October 13, 2011
Should you get the flu or pneumonia vaccine? Which flu vaccine should you get? Historically, the Centers for Disease Control and Prevention have recommended three vaccines for older Americans: seasonal influenza, pneumonia and shingles. The pathogens that cause flu or pneumonia can be deadly when manifested in the elderly, and the vaccines are clearly beneficial. Here is a bit of background on each:
- Pneumonia: Pneumococcus, a bacterium that colonizes in the upper respiratory tract, can cause not only pneumonia, but also deadly blood infections, meningitis and earaches. It kills more people in the United States than all other vaccine-preventable diseases combined. The CDC strongly encourages everyone over 65 to get a one-time shot, which should be effective for the rest of their lives.
- Shingles: Shingles, a rash caused by the varicella zoster virus, is a cruel cousin of the chicken pox. About one-third of all adults will get shingles at some point, and 10 to 18% of those who get shingles will develop a severe pain syndrome caused by nerve inflammation. It can last for weeks or months after the rash has cleared up, and no effective treatment exists for the syndrome.
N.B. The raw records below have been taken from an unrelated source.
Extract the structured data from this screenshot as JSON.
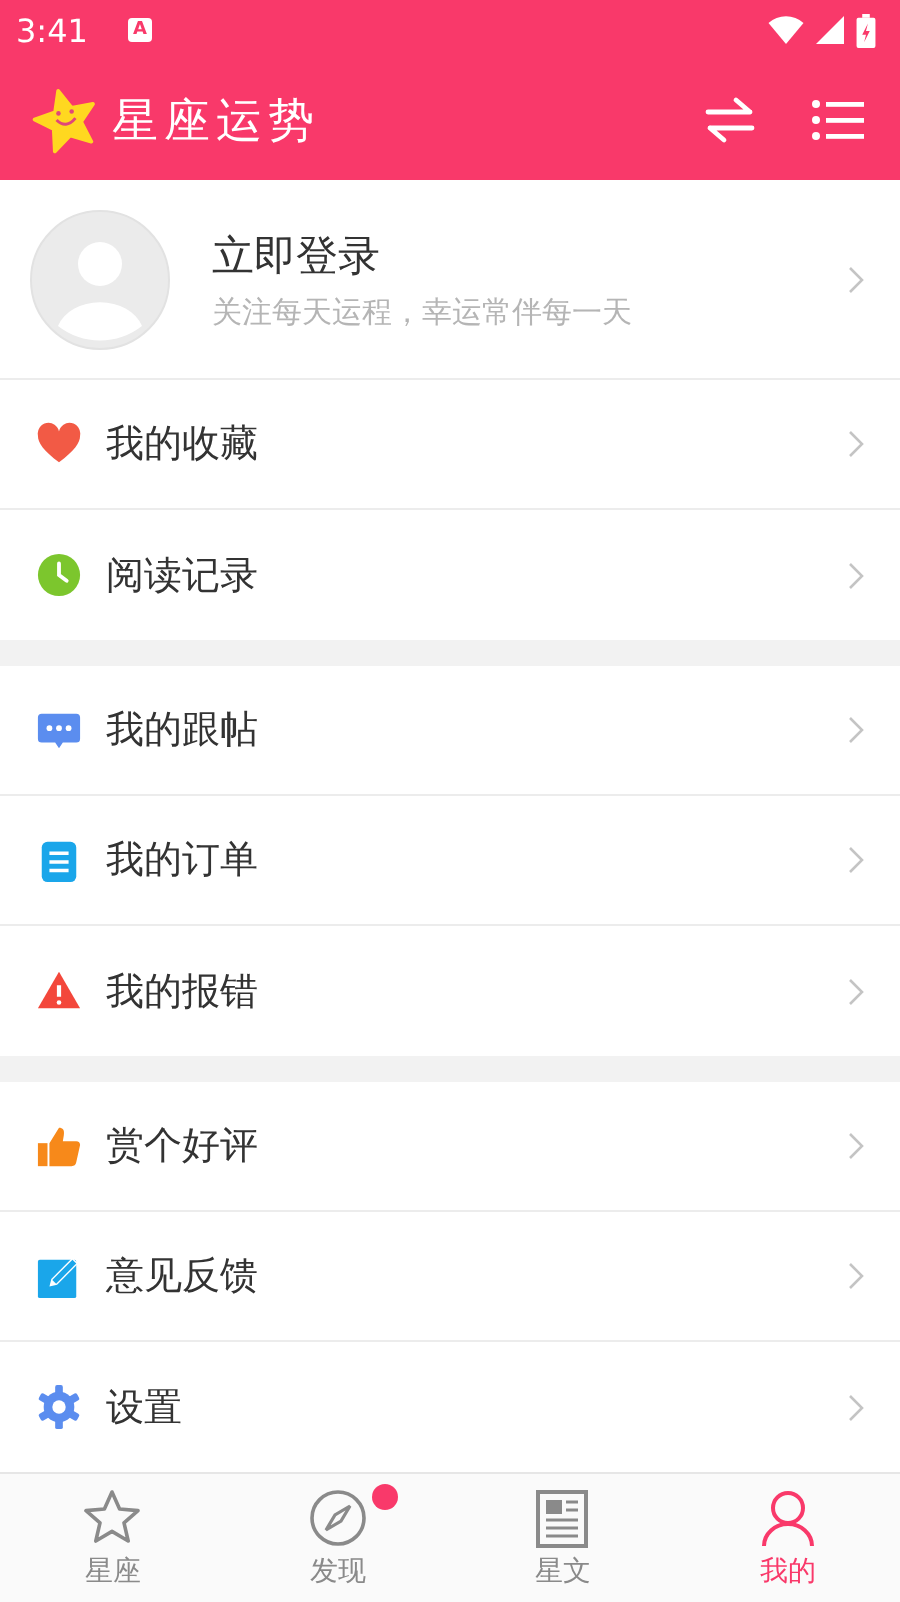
{
  "status_bar": {
    "time": "3:41",
    "notification": "A"
  },
  "app_bar": {
    "title": "星座运势"
  },
  "profile": {
    "title": "立即登录",
    "subtitle": "关注每天运程，幸运常伴每一天"
  },
  "menu_groups": [
    [
      {
        "label": "我的收藏",
        "kind": "heart"
      },
      {
        "label": "阅读记录",
        "kind": "clock"
      }
    ],
    [
      {
        "label": "我的跟帖",
        "kind": "chat"
      },
      {
        "label": "我的订单",
        "kind": "clipboard"
      },
      {
        "label": "我的报错",
        "kind": "warning"
      }
    ],
    [
      {
        "label": "赏个好评",
        "kind": "thumb"
      },
      {
        "label": "意见反馈",
        "kind": "edit"
      },
      {
        "label": "设置",
        "kind": "gear"
      }
    ]
  ],
  "tabs": [
    {
      "label": "星座",
      "kind": "star",
      "selected": false,
      "badge": false
    },
    {
      "label": "发现",
      "kind": "compass",
      "selected": false,
      "badge": true
    },
    {
      "label": "星文",
      "kind": "news",
      "selected": false,
      "badge": false
    },
    {
      "label": "我的",
      "kind": "person",
      "selected": true,
      "badge": false
    }
  ]
}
Though there is a vaccine for shingles, less than 2% of those who should get immunized do so. Check with your physician to see if you should be immunized.
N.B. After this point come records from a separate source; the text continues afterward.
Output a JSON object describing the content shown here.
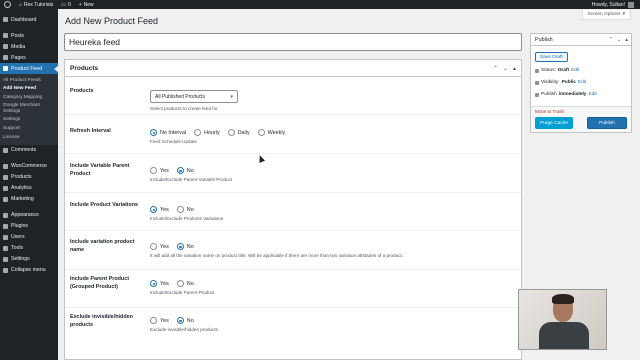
{
  "adminbar": {
    "site_name": "Rex Tutorials",
    "comments_count": "0",
    "new_label": "New",
    "howdy": "Howdy, Sultan!"
  },
  "sidebar": {
    "items_top": [
      {
        "label": "Dashboard",
        "icon": "dashboard-icon"
      }
    ],
    "items_mid": [
      {
        "label": "Posts",
        "icon": "pin-icon"
      },
      {
        "label": "Media",
        "icon": "media-icon"
      },
      {
        "label": "Pages",
        "icon": "page-icon"
      }
    ],
    "active": {
      "label": "Product Feed",
      "icon": "feed-icon"
    },
    "submenu": [
      "All Product Feeds",
      "Add New Feed",
      "Category Mapping",
      "Google Merchant Settings",
      "Settings",
      "Support",
      "License"
    ],
    "submenu_current_index": 1,
    "items_bottom": [
      {
        "label": "Comments",
        "icon": "comments-icon"
      },
      {
        "label": "WooCommerce",
        "icon": "woocommerce-icon"
      },
      {
        "label": "Products",
        "icon": "products-icon"
      },
      {
        "label": "Analytics",
        "icon": "analytics-icon"
      },
      {
        "label": "Marketing",
        "icon": "marketing-icon"
      },
      {
        "label": "Appearance",
        "icon": "appearance-icon"
      },
      {
        "label": "Plugins",
        "icon": "plugins-icon"
      },
      {
        "label": "Users",
        "icon": "users-icon"
      },
      {
        "label": "Tools",
        "icon": "tools-icon"
      },
      {
        "label": "Settings",
        "icon": "settings-icon"
      },
      {
        "label": "Collapse menu",
        "icon": "collapse-icon"
      }
    ]
  },
  "screen_options": "Screen Options",
  "page_title": "Add New Product Feed",
  "feed_title_value": "Heureka feed",
  "products_box": {
    "title": "Products",
    "products_label": "Products",
    "products_select": "All Published Products",
    "products_desc": "Select products to create feed for.",
    "refresh_label": "Refresh Interval",
    "refresh_options": [
      "No Interval",
      "Hourly",
      "Daily",
      "Weekly"
    ],
    "refresh_selected": 0,
    "refresh_desc": "Feed Schedule Update",
    "rows": [
      {
        "label": "Include Variable Parent Product",
        "yes": "Yes",
        "no": "No",
        "selected": "no",
        "desc": "Include/Exclude Parent Variable Product"
      },
      {
        "label": "Include Product Variations",
        "yes": "Yes",
        "no": "No",
        "selected": "yes",
        "desc": "Include/Exclude Products Variations"
      },
      {
        "label": "Include variation product name",
        "yes": "Yes",
        "no": "No",
        "selected": "no",
        "desc": "It will add all the variation name on product title. Will be applicable if there are more than two variation attributes of a product."
      },
      {
        "label": "Include Parent Product (Grouped Product)",
        "yes": "Yes",
        "no": "No",
        "selected": "yes",
        "desc": "Include/Exclude Parent Product"
      },
      {
        "label": "Exclude invisible/hidden products",
        "yes": "Yes",
        "no": "No",
        "selected": "no",
        "desc": "Exclude invisible/hidden products"
      }
    ]
  },
  "publish": {
    "title": "Publish",
    "save_draft": "Save Draft",
    "status_label": "Status:",
    "status_value": "Draft",
    "visibility_label": "Visibility:",
    "visibility_value": "Public",
    "publish_label": "Publish",
    "publish_value": "immediately",
    "edit": "Edit",
    "trash": "Move to Trash",
    "purge": "Purge Cache",
    "publish_button": "Publish"
  }
}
- Influenza: For flu, authorities recommend annual vaccinations for everyone over 50 years old.